Your camera can only do so much, and when it’s on Auto, it doesn’t necessarily know what the best setting is. It’s a very smart machine, but it can…be so much greater. The Auto settings are going to let you get by with some pretty decent pictures, but unless you really know how to use your camera you’re not going to know how to get all those creative effects. People always ask me, ‘How do you get those little round lights in the back of your pictures?’ And it’s called Bokeh. If you keep your camera on Auto you’re not going to get the bokeh. Everything is going to be in focus, everything is going to be sharp, it’s not going to naturally just give you that look. I teach you how to achieve those types of looks by taking over the controls and not just letting your camera decide what the best settings are. Continue reading

War Photographer W. Eugene Smith

National World War II Memorial, on the National Mall in Washington, D.C. Photo taken by Kmf164 on December 6, 2005.

National World War II Memorial, on the National Mall in Washington, D.C. Photo taken by Kmf164 on December 6, 2005.

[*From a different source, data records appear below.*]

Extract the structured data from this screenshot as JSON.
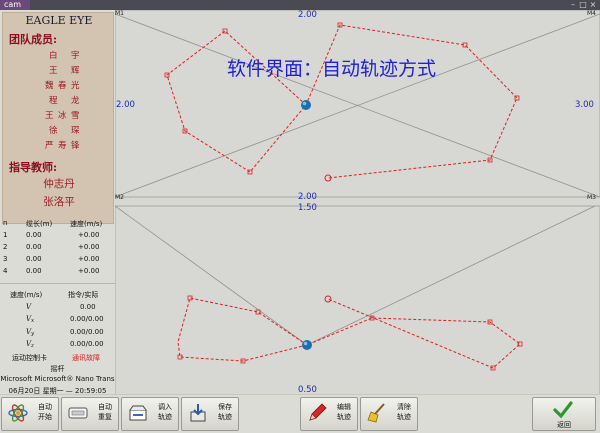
{
  "window": {
    "title": "cam"
  },
  "team": {
    "title": "EAGLE EYE",
    "members_heading": "团队成员:",
    "members": [
      [
        "白",
        "宇"
      ],
      [
        "王",
        "辉"
      ],
      [
        "魏",
        "春",
        "光"
      ],
      [
        "程",
        "龙"
      ],
      [
        "王",
        "冰",
        "雪"
      ],
      [
        "徐",
        "琛"
      ],
      [
        "严",
        "寿",
        "锋"
      ]
    ],
    "teachers_heading": "指导教师:",
    "teachers": [
      "仲志丹",
      "张洛平"
    ]
  },
  "cable_table": {
    "headers": [
      "n",
      "缆长(m)",
      "速度(m/s)"
    ],
    "rows": [
      [
        "1",
        "0.00",
        "+0.00"
      ],
      [
        "2",
        "0.00",
        "+0.00"
      ],
      [
        "3",
        "0.00",
        "+0.00"
      ],
      [
        "4",
        "0.00",
        "+0.00"
      ]
    ]
  },
  "velocity_table": {
    "headers": [
      "速度(m/s)",
      "指令/实际"
    ],
    "rows": [
      {
        "label": "V",
        "sub": "",
        "value": "0.00"
      },
      {
        "label": "V",
        "sub": "x",
        "value": "0.00/0.00"
      },
      {
        "label": "V",
        "sub": "y",
        "value": "0.00/0.00"
      },
      {
        "label": "V",
        "sub": "z",
        "value": "0.00/0.00"
      }
    ]
  },
  "status": {
    "motion_card_label": "运动控制卡",
    "motion_card_value": "通讯故障",
    "joystick_label": "摇杆",
    "joystick_device": "Microsoft Microsoft® Nano Trans",
    "datetime": "06月20日 星期一 — 20:59:05"
  },
  "plot_top": {
    "label_top": "2.00",
    "label_bottom": "2.00",
    "label_left": "2.00",
    "label_right": "3.00",
    "corners": [
      "M1",
      "M4",
      "M2",
      "M3"
    ],
    "overlay_text": "软件界面：自动轨迹方式"
  },
  "plot_bottom": {
    "label_top": "1.50",
    "label_bottom": "0.50"
  },
  "colors": {
    "path": "#e02020",
    "label": "#1b2ea8",
    "overlay": "#2020d8",
    "fault": "#d42020",
    "team_bg": "#d3c4b2"
  },
  "toolbar": [
    {
      "id": "auto-start",
      "label": "自动\n开始",
      "icon": "atom-icon"
    },
    {
      "id": "auto-repeat",
      "label": "自动\n重复",
      "icon": "repeat-icon"
    },
    {
      "id": "load-track",
      "label": "调入\n轨迹",
      "icon": "load-icon"
    },
    {
      "id": "save-track",
      "label": "保存\n轨迹",
      "icon": "save-icon"
    },
    {
      "id": "edit-track",
      "label": "编辑\n轨迹",
      "icon": "pencil-icon"
    },
    {
      "id": "clear-track",
      "label": "清除\n轨迹",
      "icon": "broom-icon"
    },
    {
      "id": "back",
      "label": "返回",
      "icon": "check-icon"
    }
  ]
}
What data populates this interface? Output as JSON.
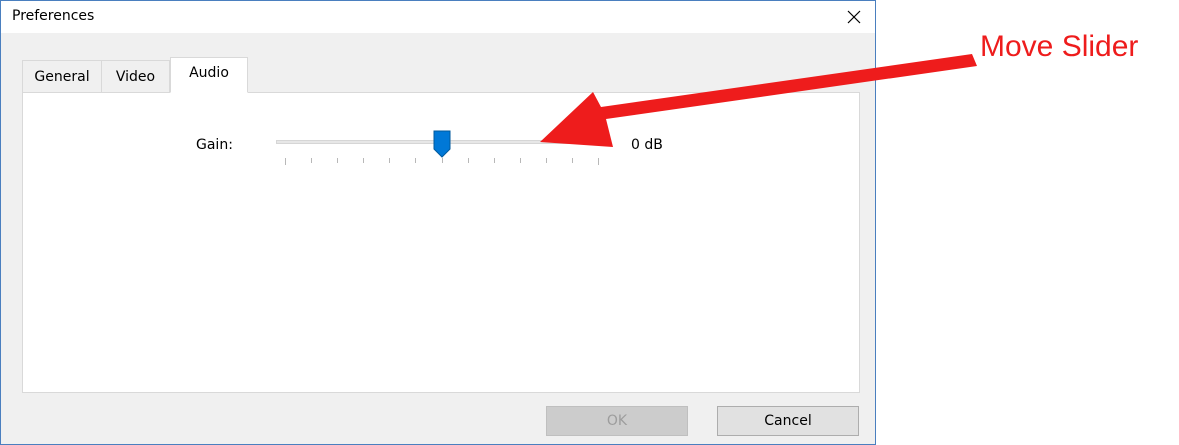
{
  "window": {
    "title": "Preferences",
    "close_icon": "close-icon"
  },
  "tabs": [
    {
      "label": "General",
      "active": false
    },
    {
      "label": "Video",
      "active": false
    },
    {
      "label": "Audio",
      "active": true
    }
  ],
  "audio": {
    "gain_label": "Gain:",
    "gain_value_text": "0 dB",
    "slider_position_fraction": 0.5,
    "tick_count": 13
  },
  "buttons": {
    "ok_label": "OK",
    "ok_enabled": false,
    "cancel_label": "Cancel"
  },
  "annotation": {
    "text": "Move Slider",
    "color": "#ee1c1c"
  },
  "colors": {
    "window_border": "#4a7fbf",
    "thumb": "#0078d7"
  }
}
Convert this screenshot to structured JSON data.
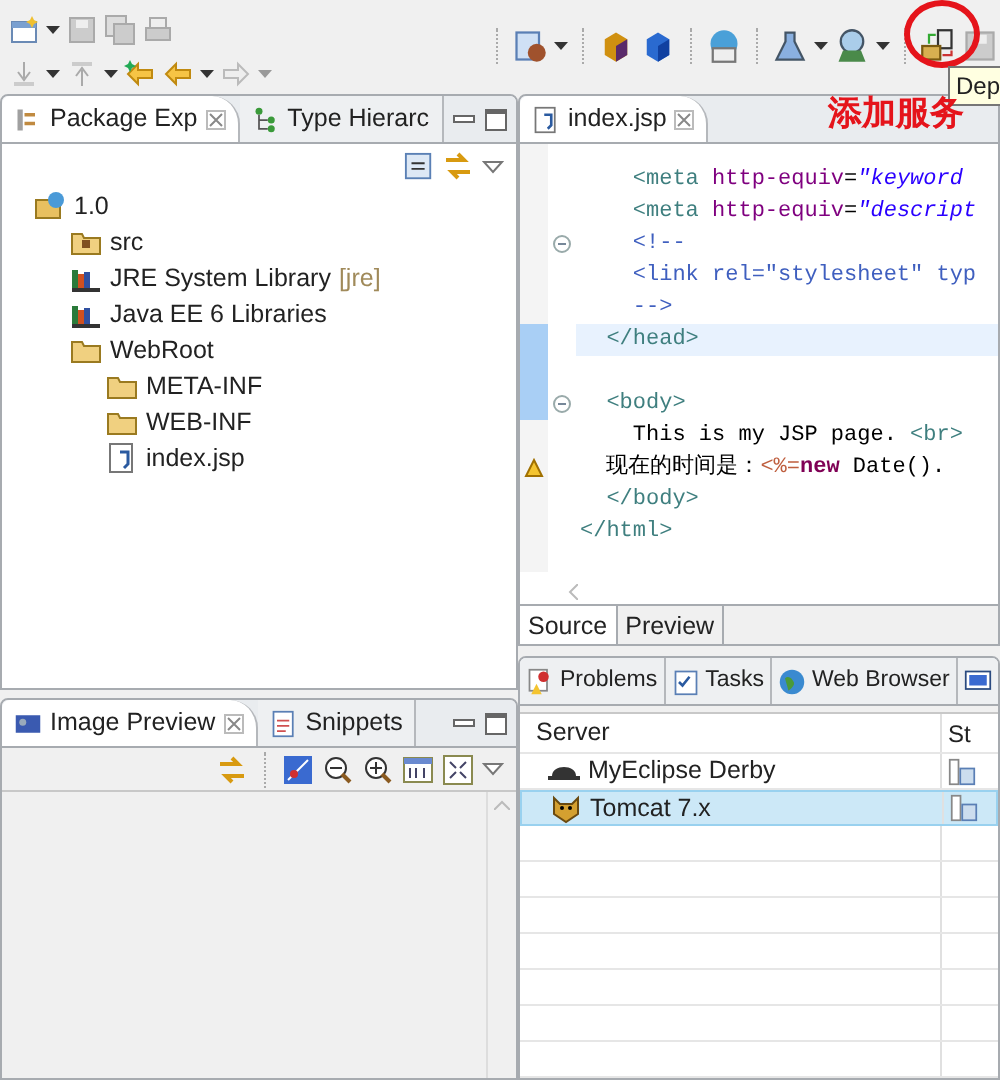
{
  "annotation": {
    "text": "添加服务"
  },
  "tooltip": {
    "text": "Dep"
  },
  "left_tabs": [
    {
      "label": "Package Exp",
      "selected": true,
      "closable": true
    },
    {
      "label": "Type Hierarc",
      "selected": false,
      "closable": false
    }
  ],
  "tree": [
    {
      "label": "1.0",
      "kind": "project",
      "children": [
        {
          "label": "src",
          "kind": "source"
        },
        {
          "label": "JRE System Library",
          "decoration": "[jre]",
          "kind": "library"
        },
        {
          "label": "Java EE 6 Libraries",
          "kind": "library"
        },
        {
          "label": "WebRoot",
          "kind": "folder",
          "children": [
            {
              "label": "META-INF",
              "kind": "folder"
            },
            {
              "label": "WEB-INF",
              "kind": "folder"
            },
            {
              "label": "index.jsp",
              "kind": "file"
            }
          ]
        }
      ]
    }
  ],
  "editor_tab": {
    "label": "index.jsp"
  },
  "code": [
    {
      "tokens": [
        {
          "kind": "tag",
          "text": "    <meta "
        },
        {
          "kind": "attr",
          "text": "http-equiv"
        },
        {
          "kind": "text",
          "text": "="
        },
        {
          "kind": "value",
          "text": "\"keyword"
        }
      ]
    },
    {
      "tokens": [
        {
          "kind": "tag",
          "text": "    <meta "
        },
        {
          "kind": "attr",
          "text": "http-equiv"
        },
        {
          "kind": "text",
          "text": "="
        },
        {
          "kind": "value",
          "text": "\"descript"
        }
      ]
    },
    {
      "fold": true,
      "tokens": [
        {
          "kind": "comment",
          "text": "    <!--"
        }
      ]
    },
    {
      "tokens": [
        {
          "kind": "comment",
          "text": "    <link rel=\"stylesheet\" typ"
        }
      ]
    },
    {
      "tokens": [
        {
          "kind": "comment",
          "text": "    -->"
        }
      ]
    },
    {
      "current": true,
      "tokens": [
        {
          "kind": "tag",
          "text": "  </head>"
        }
      ]
    },
    {
      "fold": true,
      "gap_before": true,
      "tokens": [
        {
          "kind": "tag",
          "text": "  <body>"
        }
      ]
    },
    {
      "tokens": [
        {
          "kind": "text",
          "text": "    This is my JSP page. "
        },
        {
          "kind": "tag",
          "text": "<br>"
        }
      ]
    },
    {
      "warning": true,
      "tokens": [
        {
          "kind": "text",
          "text": "  现在的时间是："
        },
        {
          "kind": "jsp",
          "text": "<%="
        },
        {
          "kind": "keyword",
          "text": "new"
        },
        {
          "kind": "text",
          "text": " Date()."
        }
      ]
    },
    {
      "tokens": [
        {
          "kind": "tag",
          "text": "  </body>"
        }
      ]
    },
    {
      "tokens": [
        {
          "kind": "tag",
          "text": "</html>"
        }
      ]
    }
  ],
  "editor_bottom_tabs": [
    {
      "label": "Source",
      "selected": true
    },
    {
      "label": "Preview",
      "selected": false
    }
  ],
  "preview_tabs": [
    {
      "label": "Image Preview",
      "selected": true,
      "closable": true
    },
    {
      "label": "Snippets",
      "selected": false,
      "closable": false
    }
  ],
  "server_tabs": [
    {
      "label": "Problems",
      "selected": false
    },
    {
      "label": "Tasks",
      "selected": false
    },
    {
      "label": "Web Browser",
      "selected": false
    }
  ],
  "servers": {
    "columns": [
      "Server",
      "St"
    ],
    "rows": [
      {
        "name": "MyEclipse Derby",
        "kind": "derby",
        "selected": false
      },
      {
        "name": "Tomcat  7.x",
        "kind": "tomcat",
        "selected": true
      }
    ]
  }
}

W. Eugene Smith is best known for his uncompromising photo essays of the battlefield, prisoners-of-war, and U.S. Marines. Working for Life Magazine, Smith photographed the front lines of World War II and was injured several times before being unable to return to the field.

The Walk to Paradise Garden, the W. Eugene Smith photo on view at the Brooks as part of Shared Vision, is of an altogether different– sentimental, variety.

The injuries he suffered during the war were so debilitating, Smith was unsure he would ever be physically capable of picking up a camera again. It was not until his two children, emerging from a dark alcove toward the light of the sun, provided him with the perfect “decisive moment” that he found the energy to give it a shot. With their backs to him, he managed to load the film into his camera and capture an all to life-affirming photograph. He was back in the game.

RECAP: El Día de Muertos for Schools and Community


On November 1st and 2nd, the Brooks invited local schools and the community to celebrate the Mexican holiday of El Día de Muertos with Mariachi, Catrinas, Aztec dancers, face painting, and a lot of art.

As a theme of this year’s celebration, visitors made art and participated in activities inspired by the traditional folk art form of Calaveritas de azúcar, or Sugar Skulls. Traditional sugar skulls are quite labor intensive. They are made in small batches by expert candy makers using boiled sugar and clay break-away molds. Skull makers typically work 4-6 months to create enough sugar skulls for the Day of the Dead celebrations! After skulls are cast and cooled, they are colorfully decorated with icing, pieces of bright foil, colored sugars, and other adornments. Mounds of colorful skulls are sold in outdoor village markets. Continue reading